#### [Exercise goal]
Search the entries for lines that contain the word "kind", and report each one found.

◆ ◆ ◆ ◆

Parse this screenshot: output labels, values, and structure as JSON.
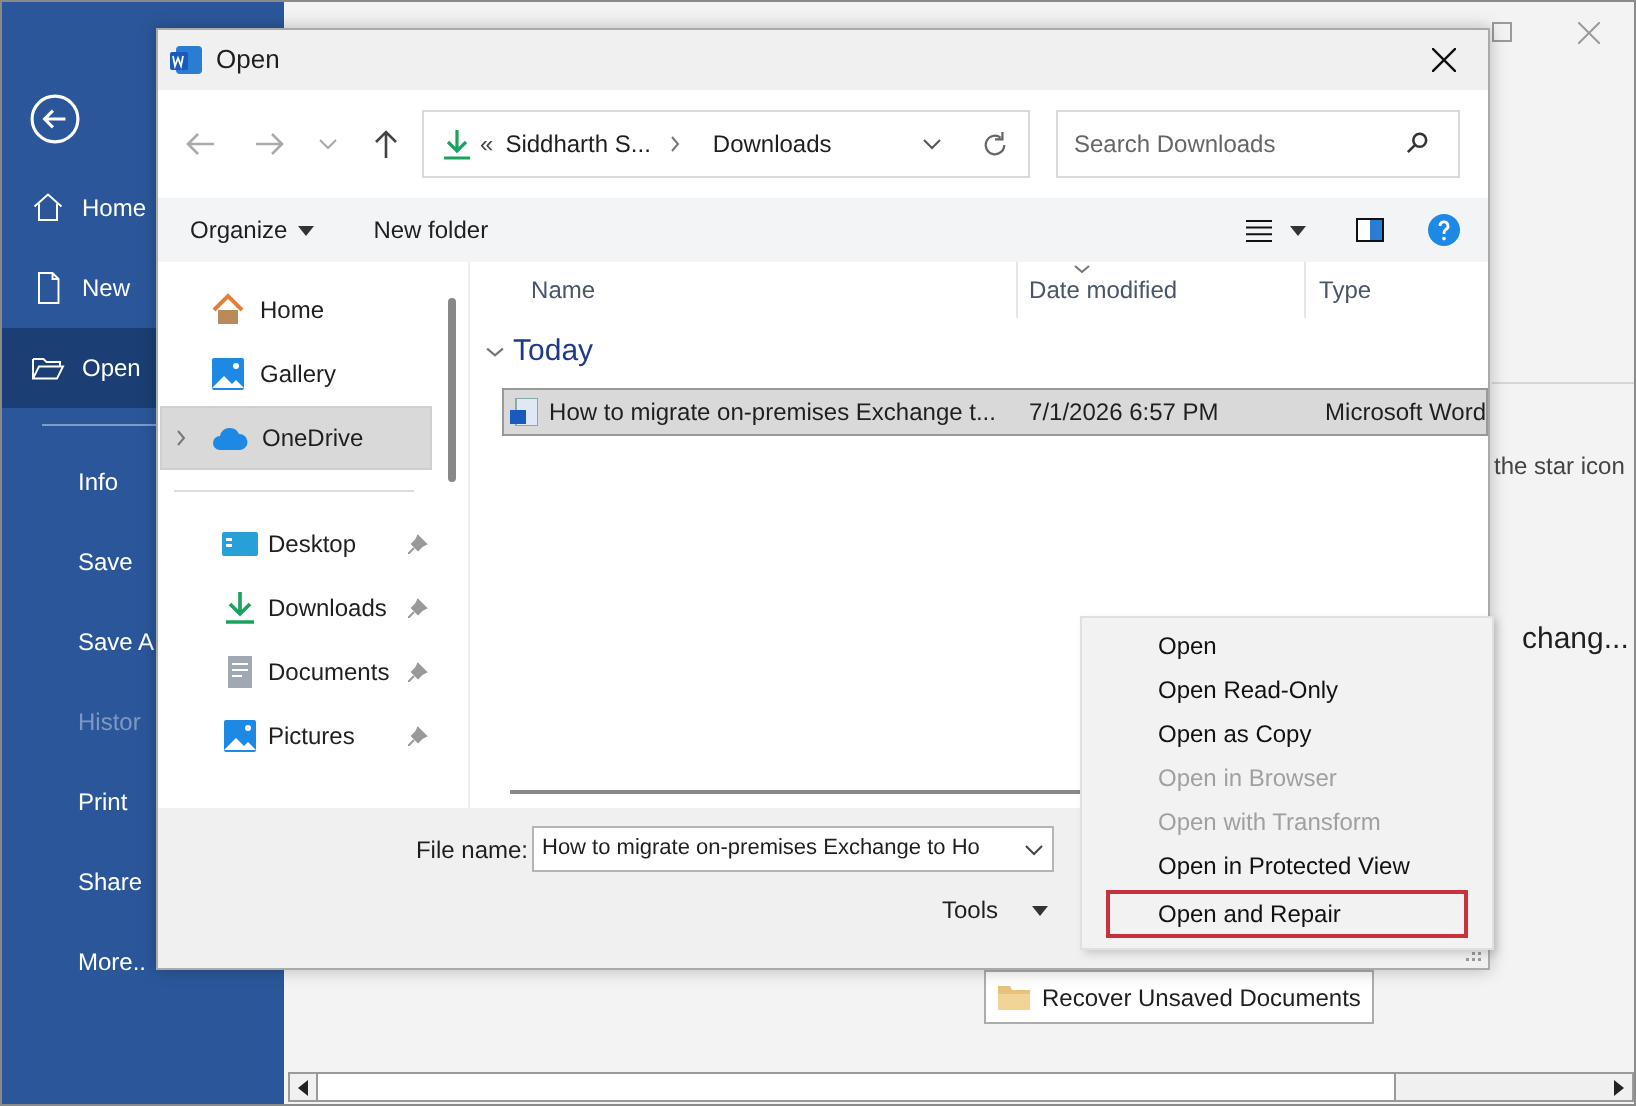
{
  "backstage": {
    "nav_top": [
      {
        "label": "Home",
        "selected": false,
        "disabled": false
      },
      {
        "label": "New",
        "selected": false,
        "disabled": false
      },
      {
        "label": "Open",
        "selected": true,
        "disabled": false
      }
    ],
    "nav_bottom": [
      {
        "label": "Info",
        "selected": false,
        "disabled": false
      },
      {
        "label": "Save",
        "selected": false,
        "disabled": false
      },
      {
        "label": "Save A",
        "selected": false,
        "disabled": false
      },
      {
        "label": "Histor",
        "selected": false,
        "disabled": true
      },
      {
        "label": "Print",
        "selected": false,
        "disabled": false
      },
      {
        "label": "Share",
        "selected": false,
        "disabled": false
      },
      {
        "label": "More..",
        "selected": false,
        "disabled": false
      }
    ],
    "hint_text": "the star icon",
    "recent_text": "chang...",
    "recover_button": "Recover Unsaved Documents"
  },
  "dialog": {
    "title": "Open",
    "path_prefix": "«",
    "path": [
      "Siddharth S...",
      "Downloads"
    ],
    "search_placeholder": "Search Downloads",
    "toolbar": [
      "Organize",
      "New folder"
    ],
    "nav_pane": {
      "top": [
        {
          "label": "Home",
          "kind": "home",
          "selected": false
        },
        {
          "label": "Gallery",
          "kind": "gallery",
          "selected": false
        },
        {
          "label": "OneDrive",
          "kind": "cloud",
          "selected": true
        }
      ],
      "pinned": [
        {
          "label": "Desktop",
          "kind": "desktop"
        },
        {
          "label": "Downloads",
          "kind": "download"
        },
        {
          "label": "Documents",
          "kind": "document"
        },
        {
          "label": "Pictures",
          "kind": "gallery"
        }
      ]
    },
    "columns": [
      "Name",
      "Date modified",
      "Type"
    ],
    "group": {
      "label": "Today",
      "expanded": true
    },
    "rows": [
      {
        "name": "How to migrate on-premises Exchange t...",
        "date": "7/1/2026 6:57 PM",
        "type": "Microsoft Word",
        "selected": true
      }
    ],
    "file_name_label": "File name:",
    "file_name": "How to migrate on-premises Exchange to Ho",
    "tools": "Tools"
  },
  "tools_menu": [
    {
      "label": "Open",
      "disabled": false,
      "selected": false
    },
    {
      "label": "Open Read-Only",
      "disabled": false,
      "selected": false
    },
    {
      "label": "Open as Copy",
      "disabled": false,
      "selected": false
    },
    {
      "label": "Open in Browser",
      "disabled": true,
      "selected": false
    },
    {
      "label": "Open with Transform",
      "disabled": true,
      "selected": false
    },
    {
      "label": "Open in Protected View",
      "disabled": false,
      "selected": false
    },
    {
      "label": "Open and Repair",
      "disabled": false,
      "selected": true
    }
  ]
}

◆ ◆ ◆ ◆

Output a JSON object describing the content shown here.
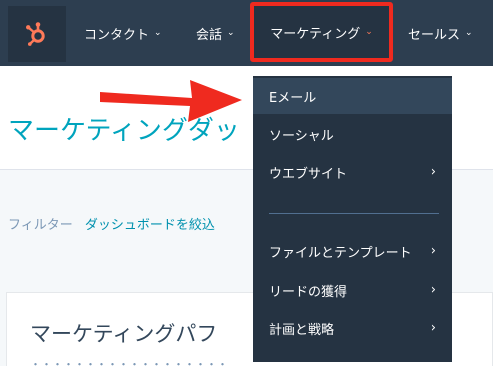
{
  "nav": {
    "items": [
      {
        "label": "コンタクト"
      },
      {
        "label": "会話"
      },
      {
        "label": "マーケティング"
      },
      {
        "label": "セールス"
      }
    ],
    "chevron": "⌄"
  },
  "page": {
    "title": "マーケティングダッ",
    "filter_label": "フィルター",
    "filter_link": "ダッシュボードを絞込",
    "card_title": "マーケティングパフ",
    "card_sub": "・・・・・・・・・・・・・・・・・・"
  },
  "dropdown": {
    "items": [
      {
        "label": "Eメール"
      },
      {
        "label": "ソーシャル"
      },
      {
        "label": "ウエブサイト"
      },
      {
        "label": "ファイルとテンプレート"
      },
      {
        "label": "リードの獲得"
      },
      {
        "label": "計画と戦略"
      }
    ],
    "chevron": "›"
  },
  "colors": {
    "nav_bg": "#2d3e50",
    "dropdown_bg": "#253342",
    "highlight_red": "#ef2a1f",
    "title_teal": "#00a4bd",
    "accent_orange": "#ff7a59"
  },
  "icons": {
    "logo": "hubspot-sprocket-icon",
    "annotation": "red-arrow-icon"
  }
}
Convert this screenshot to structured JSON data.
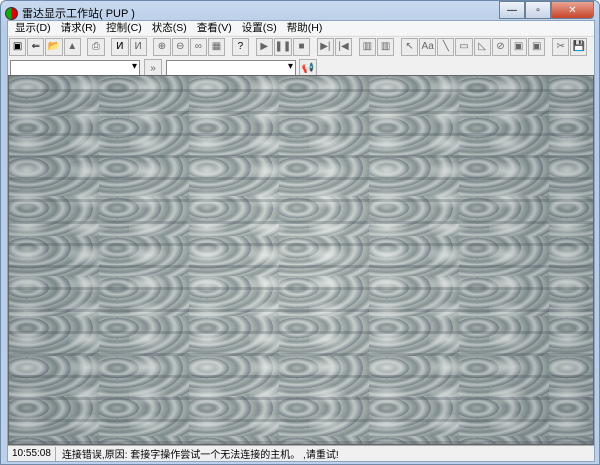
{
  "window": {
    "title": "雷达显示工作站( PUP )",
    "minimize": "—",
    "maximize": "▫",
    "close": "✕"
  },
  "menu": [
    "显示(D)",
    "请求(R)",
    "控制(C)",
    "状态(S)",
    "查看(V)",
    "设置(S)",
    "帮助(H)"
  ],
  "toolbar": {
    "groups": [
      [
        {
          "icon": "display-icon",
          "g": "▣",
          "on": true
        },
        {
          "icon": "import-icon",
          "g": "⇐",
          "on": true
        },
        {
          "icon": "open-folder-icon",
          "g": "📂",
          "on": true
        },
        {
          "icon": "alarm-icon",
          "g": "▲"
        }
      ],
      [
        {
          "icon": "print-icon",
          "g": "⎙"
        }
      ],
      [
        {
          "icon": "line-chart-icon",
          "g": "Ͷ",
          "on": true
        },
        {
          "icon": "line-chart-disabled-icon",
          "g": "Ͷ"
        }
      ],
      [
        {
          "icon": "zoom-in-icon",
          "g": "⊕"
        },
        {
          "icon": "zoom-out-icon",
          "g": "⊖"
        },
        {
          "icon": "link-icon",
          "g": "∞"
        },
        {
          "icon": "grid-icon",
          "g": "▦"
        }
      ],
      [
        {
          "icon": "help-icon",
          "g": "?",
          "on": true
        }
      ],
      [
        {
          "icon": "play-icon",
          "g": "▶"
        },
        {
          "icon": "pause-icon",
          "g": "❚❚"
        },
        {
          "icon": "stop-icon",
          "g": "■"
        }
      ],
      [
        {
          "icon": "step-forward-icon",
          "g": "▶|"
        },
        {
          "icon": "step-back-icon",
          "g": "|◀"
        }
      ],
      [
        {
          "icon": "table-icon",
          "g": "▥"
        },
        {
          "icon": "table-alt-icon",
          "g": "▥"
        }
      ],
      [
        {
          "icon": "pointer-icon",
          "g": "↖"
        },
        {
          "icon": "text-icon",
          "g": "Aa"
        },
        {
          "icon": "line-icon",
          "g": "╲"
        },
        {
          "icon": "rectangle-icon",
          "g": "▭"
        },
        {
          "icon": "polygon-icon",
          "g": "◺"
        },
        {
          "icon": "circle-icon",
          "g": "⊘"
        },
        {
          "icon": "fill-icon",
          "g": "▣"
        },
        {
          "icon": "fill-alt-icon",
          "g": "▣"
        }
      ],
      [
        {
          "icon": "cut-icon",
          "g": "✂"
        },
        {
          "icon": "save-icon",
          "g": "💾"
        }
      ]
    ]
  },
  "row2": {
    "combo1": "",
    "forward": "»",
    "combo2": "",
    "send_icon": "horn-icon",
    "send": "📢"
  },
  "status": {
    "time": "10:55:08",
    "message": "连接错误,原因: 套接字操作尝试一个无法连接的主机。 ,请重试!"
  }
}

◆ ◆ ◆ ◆

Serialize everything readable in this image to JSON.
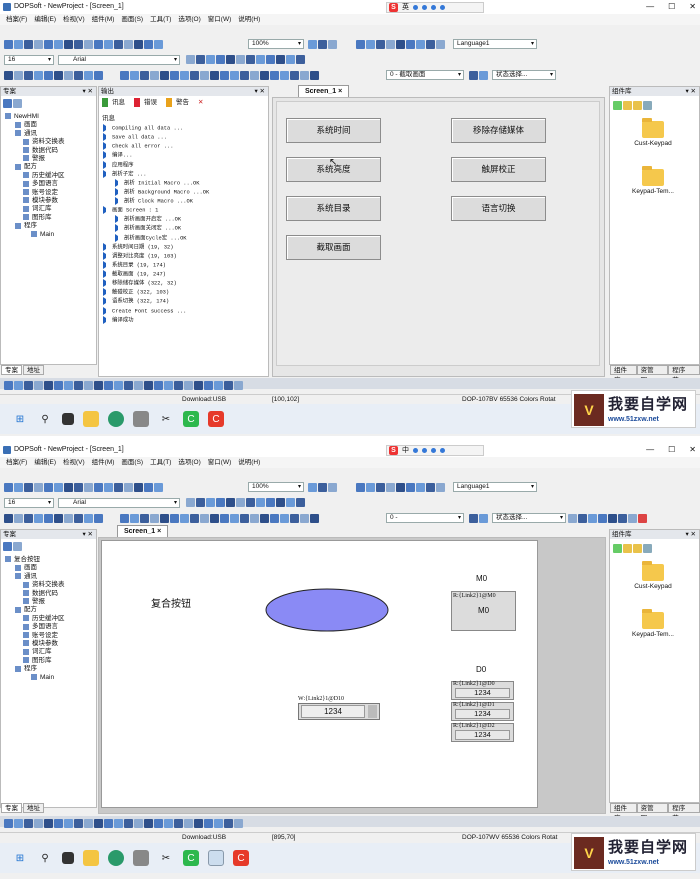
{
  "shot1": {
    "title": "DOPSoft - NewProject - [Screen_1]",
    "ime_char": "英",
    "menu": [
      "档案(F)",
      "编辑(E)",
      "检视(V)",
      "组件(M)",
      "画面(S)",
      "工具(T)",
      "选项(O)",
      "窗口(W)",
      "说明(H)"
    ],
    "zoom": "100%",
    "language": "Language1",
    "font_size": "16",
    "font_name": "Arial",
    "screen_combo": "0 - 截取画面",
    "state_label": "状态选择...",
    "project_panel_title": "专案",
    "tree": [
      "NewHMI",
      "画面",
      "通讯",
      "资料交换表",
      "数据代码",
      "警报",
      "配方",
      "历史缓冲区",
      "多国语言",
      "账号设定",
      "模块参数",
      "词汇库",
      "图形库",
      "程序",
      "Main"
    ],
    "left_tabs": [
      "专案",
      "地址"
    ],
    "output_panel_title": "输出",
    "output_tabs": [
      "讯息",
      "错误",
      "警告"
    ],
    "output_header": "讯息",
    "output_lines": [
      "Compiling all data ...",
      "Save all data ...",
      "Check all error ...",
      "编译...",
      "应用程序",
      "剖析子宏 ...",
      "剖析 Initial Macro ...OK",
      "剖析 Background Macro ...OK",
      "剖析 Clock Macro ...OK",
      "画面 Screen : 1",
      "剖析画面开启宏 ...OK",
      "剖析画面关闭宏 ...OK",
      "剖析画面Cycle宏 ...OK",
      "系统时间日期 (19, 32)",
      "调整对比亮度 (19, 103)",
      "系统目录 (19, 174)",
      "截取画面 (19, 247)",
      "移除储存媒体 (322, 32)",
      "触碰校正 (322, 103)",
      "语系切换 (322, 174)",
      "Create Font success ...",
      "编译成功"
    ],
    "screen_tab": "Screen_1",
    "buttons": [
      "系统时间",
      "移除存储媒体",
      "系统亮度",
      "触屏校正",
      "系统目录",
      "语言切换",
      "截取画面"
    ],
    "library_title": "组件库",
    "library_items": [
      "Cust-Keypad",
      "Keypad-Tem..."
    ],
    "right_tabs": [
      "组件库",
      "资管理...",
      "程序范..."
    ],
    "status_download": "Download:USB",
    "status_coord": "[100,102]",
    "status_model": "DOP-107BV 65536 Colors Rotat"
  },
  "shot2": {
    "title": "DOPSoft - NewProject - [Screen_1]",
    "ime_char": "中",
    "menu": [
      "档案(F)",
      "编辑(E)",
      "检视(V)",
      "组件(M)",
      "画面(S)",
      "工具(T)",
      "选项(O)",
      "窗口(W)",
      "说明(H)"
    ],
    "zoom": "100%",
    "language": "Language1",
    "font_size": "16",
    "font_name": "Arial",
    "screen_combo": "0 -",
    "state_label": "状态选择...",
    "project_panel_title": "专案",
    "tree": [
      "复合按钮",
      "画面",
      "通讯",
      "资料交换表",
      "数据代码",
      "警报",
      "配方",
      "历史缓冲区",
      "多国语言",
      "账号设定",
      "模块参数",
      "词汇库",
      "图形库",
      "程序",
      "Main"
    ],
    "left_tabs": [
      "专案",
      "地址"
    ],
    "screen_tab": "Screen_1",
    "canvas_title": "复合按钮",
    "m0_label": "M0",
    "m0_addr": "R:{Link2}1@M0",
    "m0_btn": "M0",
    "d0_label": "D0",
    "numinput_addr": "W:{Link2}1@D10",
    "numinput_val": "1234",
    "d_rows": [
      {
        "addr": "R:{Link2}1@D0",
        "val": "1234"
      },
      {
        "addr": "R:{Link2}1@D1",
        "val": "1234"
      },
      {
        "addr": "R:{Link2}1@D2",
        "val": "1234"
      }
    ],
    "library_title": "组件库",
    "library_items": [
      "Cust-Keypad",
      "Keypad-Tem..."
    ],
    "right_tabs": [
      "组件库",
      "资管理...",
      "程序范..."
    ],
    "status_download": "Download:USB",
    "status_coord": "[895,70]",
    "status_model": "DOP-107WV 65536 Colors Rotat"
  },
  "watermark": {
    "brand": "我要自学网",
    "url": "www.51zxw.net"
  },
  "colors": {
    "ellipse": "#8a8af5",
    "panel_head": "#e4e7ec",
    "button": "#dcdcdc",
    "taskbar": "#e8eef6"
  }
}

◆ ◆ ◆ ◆

#### [Result of this exercise]
          "kind": "home",
          "kind": "gallery",
          "kind": "cloud",
          "kind": "desktop"
          "kind": "download"
          "kind": "document"
          "kind": "gallery"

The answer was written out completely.